Exercise: Output the data word for word, dropping every image.

Excerpted records:
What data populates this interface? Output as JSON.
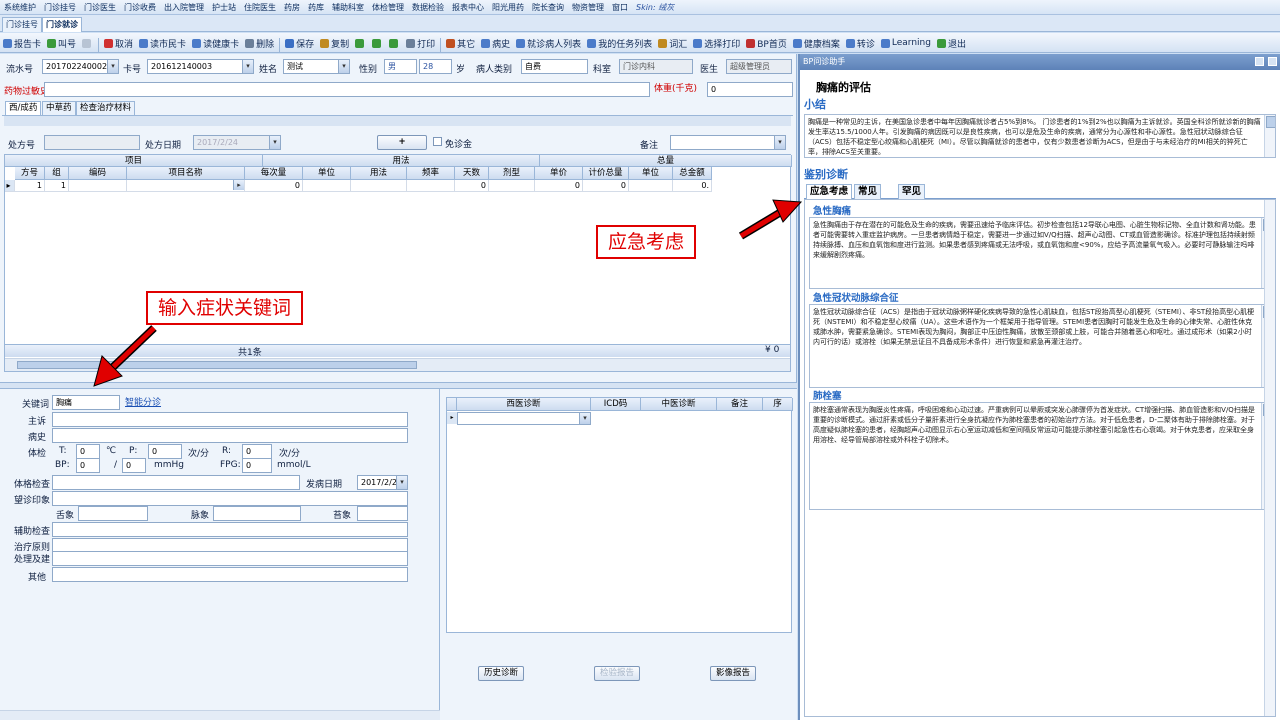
{
  "menu": [
    "系统维护",
    "门诊挂号",
    "门诊医生",
    "门诊收费",
    "出入院管理",
    "护士站",
    "住院医生",
    "药房",
    "药库",
    "辅助科室",
    "体检管理",
    "数据检验",
    "报表中心",
    "阳光用药",
    "院长查询",
    "物资管理",
    "窗口",
    "Skin: 绒灰"
  ],
  "top_tabs": [
    "门诊挂号",
    "门诊就诊"
  ],
  "toolbar": [
    "报告卡",
    "叫号",
    "",
    "取消",
    "读市民卡",
    "读健康卡",
    "删除",
    "保存",
    "复制",
    "",
    "",
    "",
    "打印",
    "其它",
    "病史",
    "就诊病人列表",
    "我的任务列表",
    "词汇",
    "选择打印",
    "BP首页",
    "健康档案",
    "转诊",
    "Learning",
    "退出"
  ],
  "patient": {
    "serial_label": "流水号",
    "serial": "201702240002",
    "card_label": "卡号",
    "card": "201612140003",
    "name_label": "姓名",
    "name": "测试",
    "gender_label": "性别",
    "gender": "男",
    "age": "28",
    "age_unit": "岁",
    "type_label": "病人类别",
    "type": "自费",
    "dept_label": "科室",
    "dept": "门诊内科",
    "doctor_label": "医生",
    "doctor": "超级管理员",
    "allergy_label": "药物过敏史:",
    "weight_label": "体重(千克)",
    "weight": "0"
  },
  "sub_tabs": [
    "西/成药",
    "中草药",
    "检查治疗材料"
  ],
  "rx": {
    "no_label": "处方号",
    "date_label": "处方日期",
    "date": "2017/2/24",
    "add": "+",
    "free_label": "免诊金",
    "note_label": "备注"
  },
  "grid": {
    "group_headers": [
      "项目",
      "用法",
      "总量"
    ],
    "columns": [
      "方号",
      "组",
      "编码",
      "项目名称",
      "每次量",
      "单位",
      "用法",
      "频率",
      "天数",
      "剂型",
      "单价",
      "计价总量",
      "单位",
      "总金额"
    ],
    "row": [
      "1",
      "1",
      "",
      "",
      "0",
      "",
      "",
      "",
      "0",
      "",
      "0",
      "0",
      "",
      "0."
    ],
    "count": "共1条",
    "total": "¥ 0"
  },
  "form": {
    "keyword_label": "关键词",
    "keyword": "胸痛",
    "smart_link": "智能分诊",
    "complaint_label": "主诉",
    "history_label": "病史",
    "vitals_label": "体检",
    "t": "T:",
    "t_val": "0",
    "t_unit": "℃",
    "p": "P:",
    "p_val": "0",
    "p_unit": "次/分",
    "r": "R:",
    "r_val": "0",
    "r_unit": "次/分",
    "bp": "BP:",
    "bp1": "0",
    "bp_sep": "/",
    "bp2": "0",
    "bp_unit": "mmHg",
    "fpg": "FPG:",
    "fpg_val": "0",
    "fpg_unit": "mmol/L",
    "exam_label": "体格检查",
    "onset_label": "发病日期",
    "onset": "2017/2/2",
    "impression_label": "望诊印象",
    "tongue_label": "舌象",
    "pulse_label": "脉象",
    "coat_label": "苔象",
    "aux_label": "辅助检查",
    "principle_label": "治疗原则",
    "advice_label": "处理及建",
    "other_label": "其他"
  },
  "diag": {
    "columns": [
      "西医诊断",
      "ICD码",
      "中医诊断",
      "备注",
      "序"
    ],
    "history_btn": "历史诊断",
    "lab_btn": "检验报告",
    "image_btn": "影像报告"
  },
  "right": {
    "header": "BP问诊助手",
    "title": "胸痛的评估",
    "summary_label": "小结",
    "summary": "胸痛是一种常见的主诉，在美国急诊患者中每年因胸痛就诊者占5%到8%。 门诊患者的1%到2%也以胸痛为主诉就诊。英国全科诊所就诊新的胸痛发生率达15.5/1000人年。引发胸痛的病因既可以是良性疾病，也可以是危及生命的疾病，通常分为心源性和非心源性。急性冠状动脉综合征（ACS）包括不稳定型心绞痛和心肌梗死（MI）。尽管以胸痛就诊的患者中，仅有少数患者诊断为ACS，但是由于与未经治疗的MI相关的猝死亡率，排除ACS至关重要。",
    "diff_label": "鉴别诊断",
    "diff_tabs": [
      "应急考虑",
      "常见",
      "罕见"
    ],
    "items": [
      {
        "title": "急性胸痛",
        "text": "急性胸痛由于存在潜在的可能危及生命的疾病，需要迅速给予临床评估。初步检查包括12导联心电图、心脏生物标记物、全血计数和肾功能。患者可能需要转入重症监护病房。一旦患者病情趋于稳定，需要进一步通过如V/Q扫描、超声心动图、CT或血管造影确诊。标准护理包括持续射频持续脉搏、血压和血氧饱和度进行监测。如果患者感到疼痛或无法呼吸，或血氧饱和度<90%，应给予高流量氧气吸入。必要时可静脉输注吗啡来缓解剧烈疼痛。"
      },
      {
        "title": "急性冠状动脉综合征",
        "text": "急性冠状动脉综合征（ACS）是指由于冠状动脉粥样硬化疾病导致的急性心肌缺血，包括ST段抬高型心肌梗死（STEMI）、非ST段抬高型心肌梗死（NSTEMI）和不稳定型心绞痛（UA）。这些术语作为一个框架用于指导管理。STEMI患者因胸时可能发生危及生命的心律失常、心脏性休克或肺水肿，需要紧急确诊。STEMI表现为胸闷，胸部正中压迫性胸痛，放散至颈部或上肢，可能合并随着恶心和呕吐。通过成形术（如果2小时内可行的话）或溶栓（如果无禁忌证且不具备成形术条件）进行恢复和紧急再灌注治疗。"
      },
      {
        "title": "肺栓塞",
        "text": "肺栓塞通常表现为胸膜炎性疼痛，呼吸困难和心动过速。严重病例可以晕厥或突发心肺骤停为首发症状。CT增强扫描、肺血管造影和V/Q扫描是重要的诊断模式。通过肝素或低分子量肝素进行全身抗凝应作为肺栓塞患者的初始治疗方法。对于低危患者，D-二聚体有助于排除肺栓塞。对于高度疑似肺栓塞的患者，经胸超声心动图显示右心室运动减低和室间隔反常运动可能提示肺栓塞引起急性右心衰竭。对于休克患者，应采取全身用溶栓、经导管局部溶栓或外科栓子切除术。"
      }
    ]
  },
  "annotations": {
    "keyword_hint": "输入症状关键词",
    "emergency_hint": "应急考虑"
  },
  "colors": {
    "accent": "#2a6bc4",
    "annotation": "#e00000",
    "panel": "#eef4fb"
  }
}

Answer box:
What data populates this interface? Output as JSON.
{
  "menu": [
    "系统维护",
    "门诊挂号",
    "门诊医生",
    "门诊收费",
    "出入院管理",
    "护士站",
    "住院医生",
    "药房",
    "药库",
    "辅助科室",
    "体检管理",
    "数据检验",
    "报表中心",
    "阳光用药",
    "院长查询",
    "物资管理",
    "窗口",
    "Skin: 绒灰"
  ],
  "top_tabs": [
    "门诊挂号",
    "门诊就诊"
  ],
  "toolbar": [
    "报告卡",
    "叫号",
    "",
    "取消",
    "读市民卡",
    "读健康卡",
    "删除",
    "保存",
    "复制",
    "",
    "",
    "",
    "打印",
    "其它",
    "病史",
    "就诊病人列表",
    "我的任务列表",
    "词汇",
    "选择打印",
    "BP首页",
    "健康档案",
    "转诊",
    "Learning",
    "退出"
  ],
  "patient": {
    "serial_label": "流水号",
    "serial": "201702240002",
    "card_label": "卡号",
    "card": "201612140003",
    "name_label": "姓名",
    "name": "测试",
    "gender_label": "性别",
    "gender": "男",
    "age": "28",
    "age_unit": "岁",
    "type_label": "病人类别",
    "type": "自费",
    "dept_label": "科室",
    "dept": "门诊内科",
    "doctor_label": "医生",
    "doctor": "超级管理员",
    "allergy_label": "药物过敏史:",
    "weight_label": "体重(千克)",
    "weight": "0"
  },
  "sub_tabs": [
    "西/成药",
    "中草药",
    "检查治疗材料"
  ],
  "rx": {
    "no_label": "处方号",
    "date_label": "处方日期",
    "date": "2017/2/24",
    "add": "+",
    "free_label": "免诊金",
    "note_label": "备注"
  },
  "grid": {
    "group_headers": [
      "项目",
      "用法",
      "总量"
    ],
    "columns": [
      "方号",
      "组",
      "编码",
      "项目名称",
      "每次量",
      "单位",
      "用法",
      "频率",
      "天数",
      "剂型",
      "单价",
      "计价总量",
      "单位",
      "总金额"
    ],
    "row": [
      "1",
      "1",
      "",
      "",
      "0",
      "",
      "",
      "",
      "0",
      "",
      "0",
      "0",
      "",
      "0."
    ],
    "count": "共1条",
    "total": "¥ 0"
  },
  "form": {
    "keyword_label": "关键词",
    "keyword": "胸痛",
    "smart_link": "智能分诊",
    "complaint_label": "主诉",
    "history_label": "病史",
    "vitals_label": "体检",
    "t": "T:",
    "t_val": "0",
    "t_unit": "℃",
    "p": "P:",
    "p_val": "0",
    "p_unit": "次/分",
    "r": "R:",
    "r_val": "0",
    "r_unit": "次/分",
    "bp": "BP:",
    "bp1": "0",
    "bp_sep": "/",
    "bp2": "0",
    "bp_unit": "mmHg",
    "fpg": "FPG:",
    "fpg_val": "0",
    "fpg_unit": "mmol/L",
    "exam_label": "体格检查",
    "onset_label": "发病日期",
    "onset": "2017/2/2",
    "impression_label": "望诊印象",
    "tongue_label": "舌象",
    "pulse_label": "脉象",
    "coat_label": "苔象",
    "aux_label": "辅助检查",
    "principle_label": "治疗原则",
    "advice_label": "处理及建",
    "other_label": "其他"
  },
  "diag": {
    "columns": [
      "西医诊断",
      "ICD码",
      "中医诊断",
      "备注",
      "序"
    ],
    "history_btn": "历史诊断",
    "lab_btn": "检验报告",
    "image_btn": "影像报告"
  },
  "right": {
    "header": "BP问诊助手",
    "title": "胸痛的评估",
    "summary_label": "小结",
    "summary": "胸痛是一种常见的主诉，在美国急诊患者中每年因胸痛就诊者占5%到8%。 门诊患者的1%到2%也以胸痛为主诉就诊。英国全科诊所就诊新的胸痛发生率达15.5/1000人年。引发胸痛的病因既可以是良性疾病，也可以是危及生命的疾病，通常分为心源性和非心源性。急性冠状动脉综合征（ACS）包括不稳定型心绞痛和心肌梗死（MI）。尽管以胸痛就诊的患者中，仅有少数患者诊断为ACS，但是由于与未经治疗的MI相关的猝死亡率，排除ACS至关重要。",
    "diff_label": "鉴别诊断",
    "diff_tabs": [
      "应急考虑",
      "常见",
      "罕见"
    ],
    "items": [
      {
        "title": "急性胸痛",
        "text": "急性胸痛由于存在潜在的可能危及生命的疾病，需要迅速给予临床评估。初步检查包括12导联心电图、心脏生物标记物、全血计数和肾功能。患者可能需要转入重症监护病房。一旦患者病情趋于稳定，需要进一步通过如V/Q扫描、超声心动图、CT或血管造影确诊。标准护理包括持续射频持续脉搏、血压和血氧饱和度进行监测。如果患者感到疼痛或无法呼吸，或血氧饱和度<90%，应给予高流量氧气吸入。必要时可静脉输注吗啡来缓解剧烈疼痛。"
      },
      {
        "title": "急性冠状动脉综合征",
        "text": "急性冠状动脉综合征（ACS）是指由于冠状动脉粥样硬化疾病导致的急性心肌缺血，包括ST段抬高型心肌梗死（STEMI）、非ST段抬高型心肌梗死（NSTEMI）和不稳定型心绞痛（UA）。这些术语作为一个框架用于指导管理。STEMI患者因胸时可能发生危及生命的心律失常、心脏性休克或肺水肿，需要紧急确诊。STEMI表现为胸闷，胸部正中压迫性胸痛，放散至颈部或上肢，可能合并随着恶心和呕吐。通过成形术（如果2小时内可行的话）或溶栓（如果无禁忌证且不具备成形术条件）进行恢复和紧急再灌注治疗。"
      },
      {
        "title": "肺栓塞",
        "text": "肺栓塞通常表现为胸膜炎性疼痛，呼吸困难和心动过速。严重病例可以晕厥或突发心肺骤停为首发症状。CT增强扫描、肺血管造影和V/Q扫描是重要的诊断模式。通过肝素或低分子量肝素进行全身抗凝应作为肺栓塞患者的初始治疗方法。对于低危患者，D-二聚体有助于排除肺栓塞。对于高度疑似肺栓塞的患者，经胸超声心动图显示右心室运动减低和室间隔反常运动可能提示肺栓塞引起急性右心衰竭。对于休克患者，应采取全身用溶栓、经导管局部溶栓或外科栓子切除术。"
      }
    ]
  },
  "annotations": {
    "keyword_hint": "输入症状关键词",
    "emergency_hint": "应急考虑"
  },
  "colors": {
    "accent": "#2a6bc4",
    "annotation": "#e00000",
    "panel": "#eef4fb"
  }
}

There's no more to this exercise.